Overview
Many important sequences are in fact obtained through the process of adding the terms of other sequences: The terms of such a new sequence are called partial sums. When we consider the long term behavior of these partial sums, we end up considering what happens if infinitely many terms are added. We call these infinite sums series. In this section we consider a special and very important type of series called geometric series.
Basic Learning Objectives
These are the tasks you should be able to perform with reasonable fluency when you arrive at our next class meeting. Important new vocabulary words are indicated in italics.
 Be able to recognize that a sum is a geometric sum or series by noticing that the terms have a common ratio \(r\).
 Give the general form or this type of series using the parameters \(a\) and \(r\).
 Give a formula for the partial sum \(S_n\) of a geometric series.
Advanced Learning Objectives
In addition to mastering the basic objectives, here are the tasks you should be able to perform after class, with practice:
 State a condition under which a geometric series converges and give a formula for the value of the series when it does converge.
 Use geometric series to solve problems in biology, finance, physics, etc.
To prepare for class
 Do the Preview Activity for this section (on WeBWorK if required by your teacher).
 Read subsection 8.2.2 in the textbook.
 Do Activity 8.2.2 (on paper).

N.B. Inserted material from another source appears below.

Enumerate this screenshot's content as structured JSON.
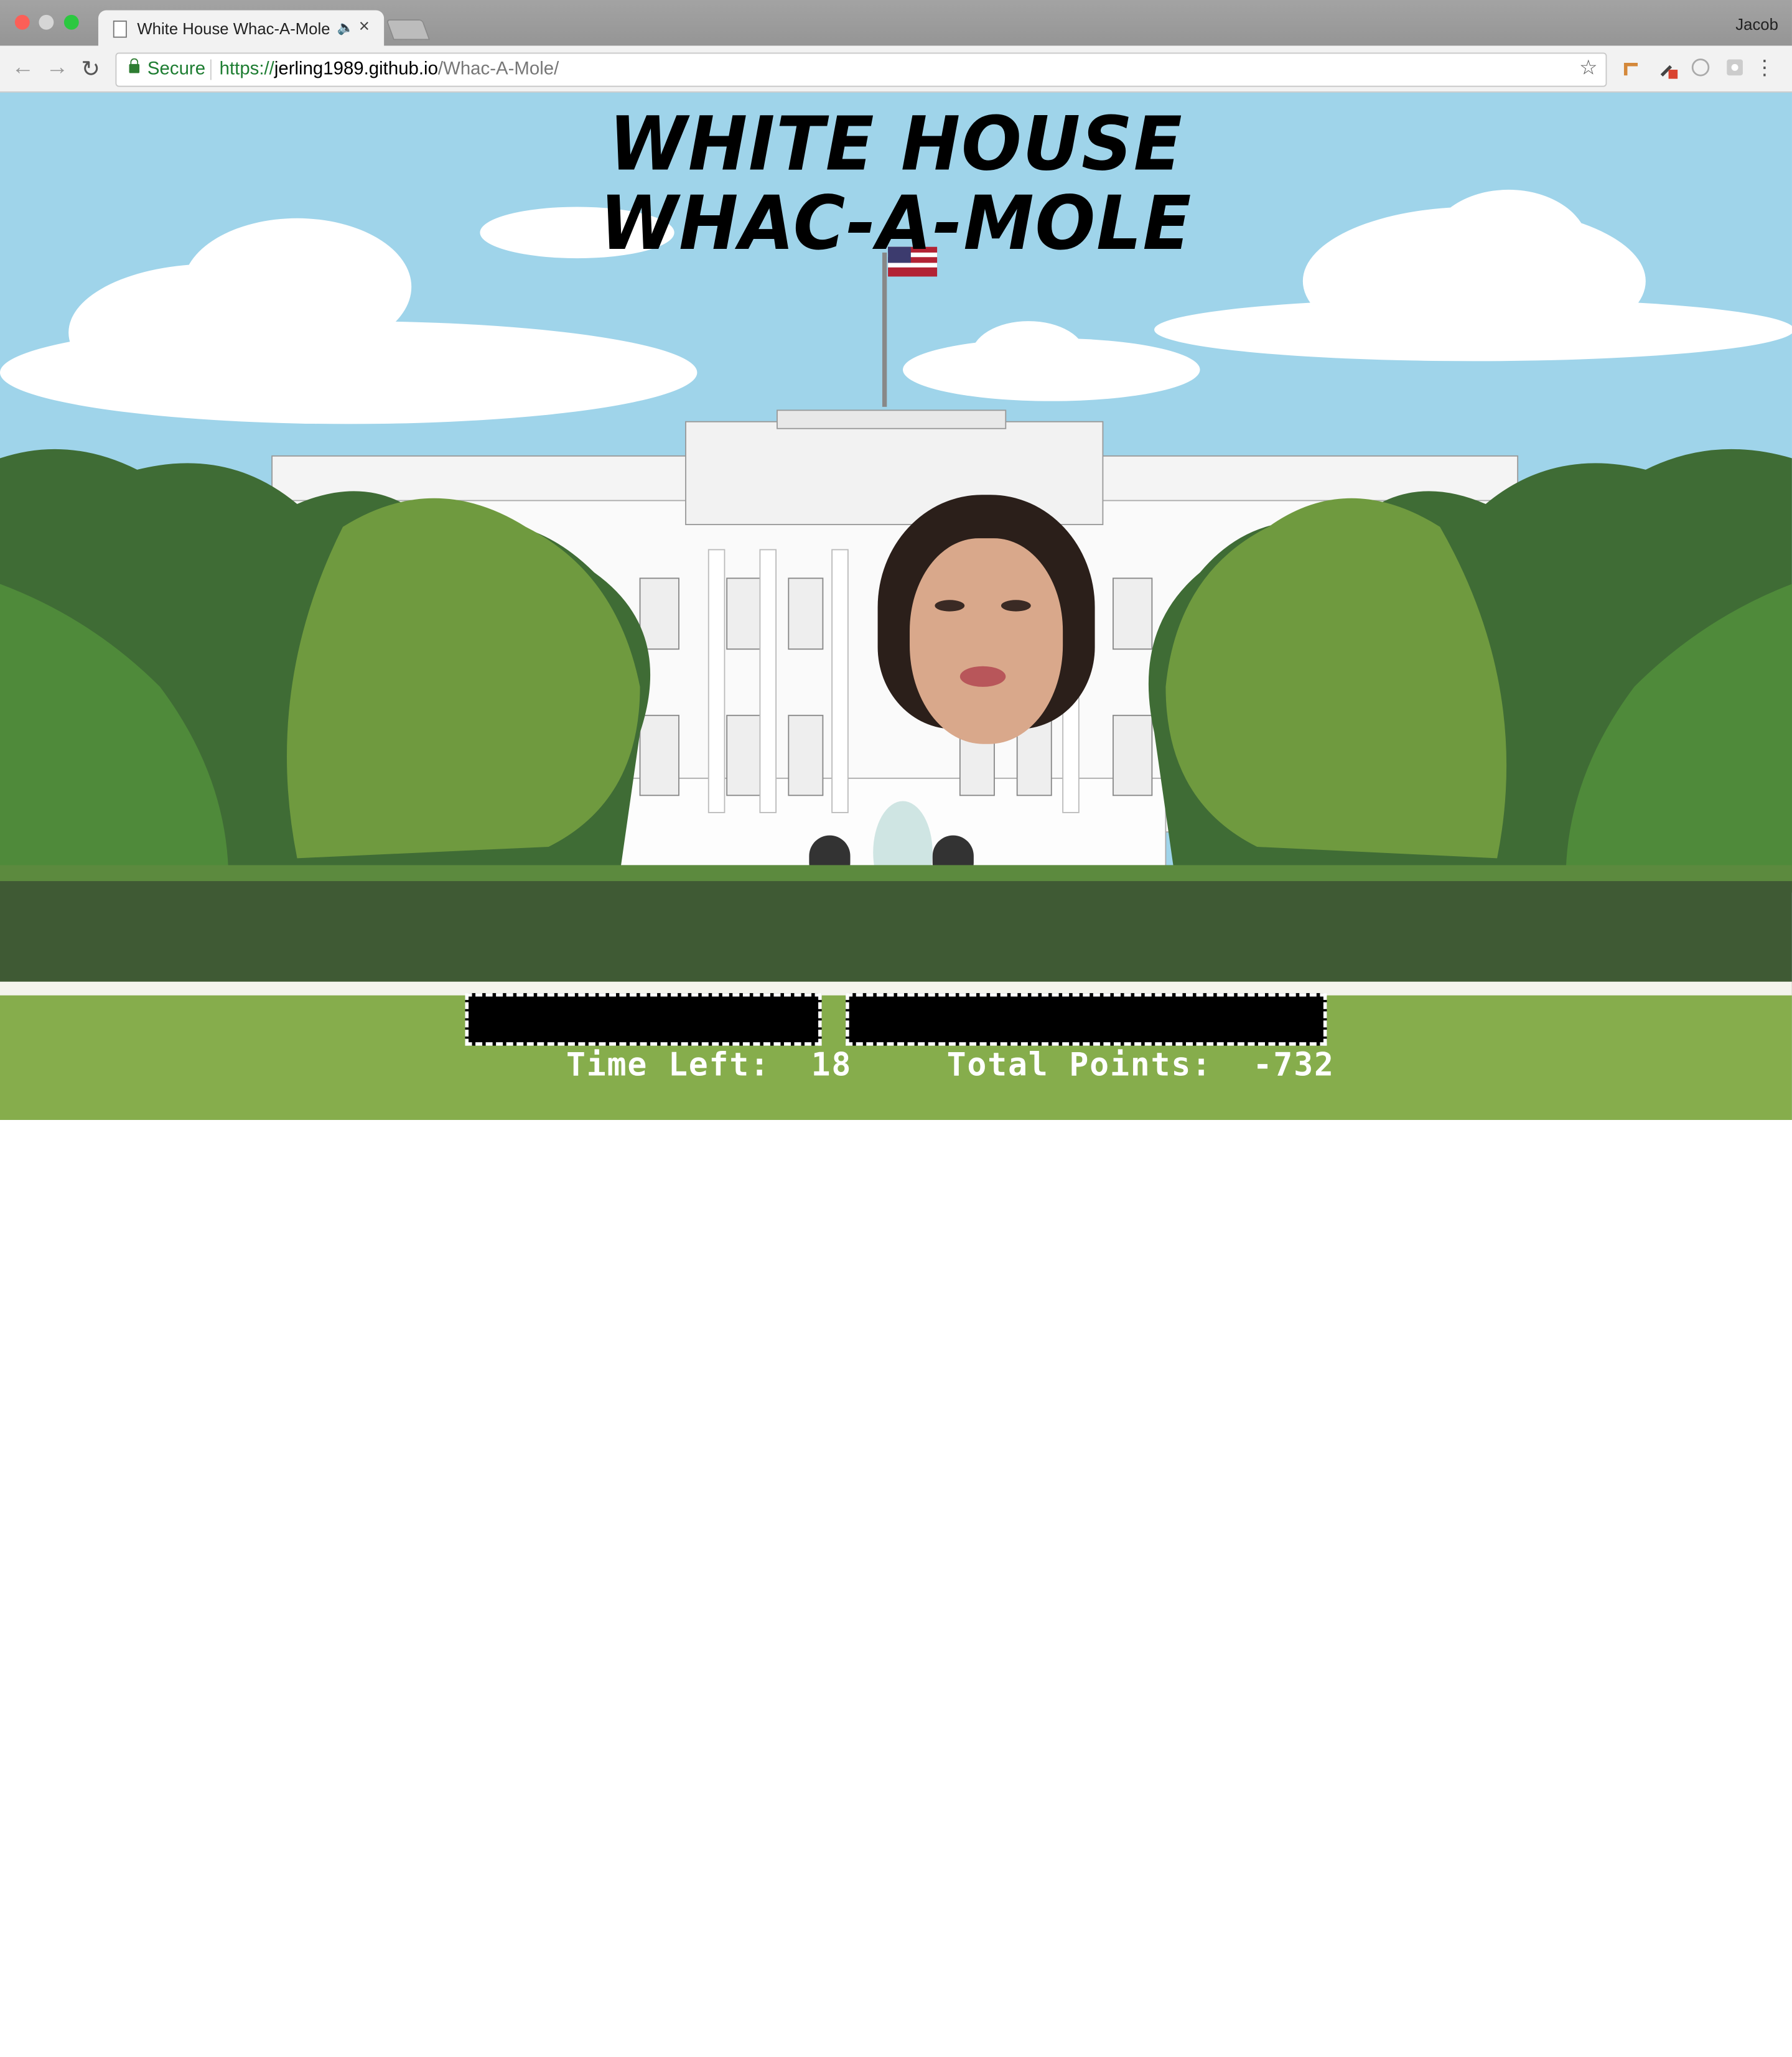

Watch the following video until 6:20 which explains the sigma notation used to write out a partial sum or a series:

Read the remainder of this subsection up to and including Definition 8.2, which finally precisely defines what a geometric series is.

Watch the following video which explains how we compute a finite geometric sum using the formula \(\displaystyle S_n = \frac{a(1r^{n})}{1r}\):
After class

Watch the following quick recap video about geometric series:

Watch the following video which explains how to find the total sum of a geometric series which is not yet written in standard form:

Watch the following video which explains some general tips & tricks about the sigma notation:

Do some experimentation with the following interactive applets:
 Seeing Geometric Sequences (Tom Owsiak)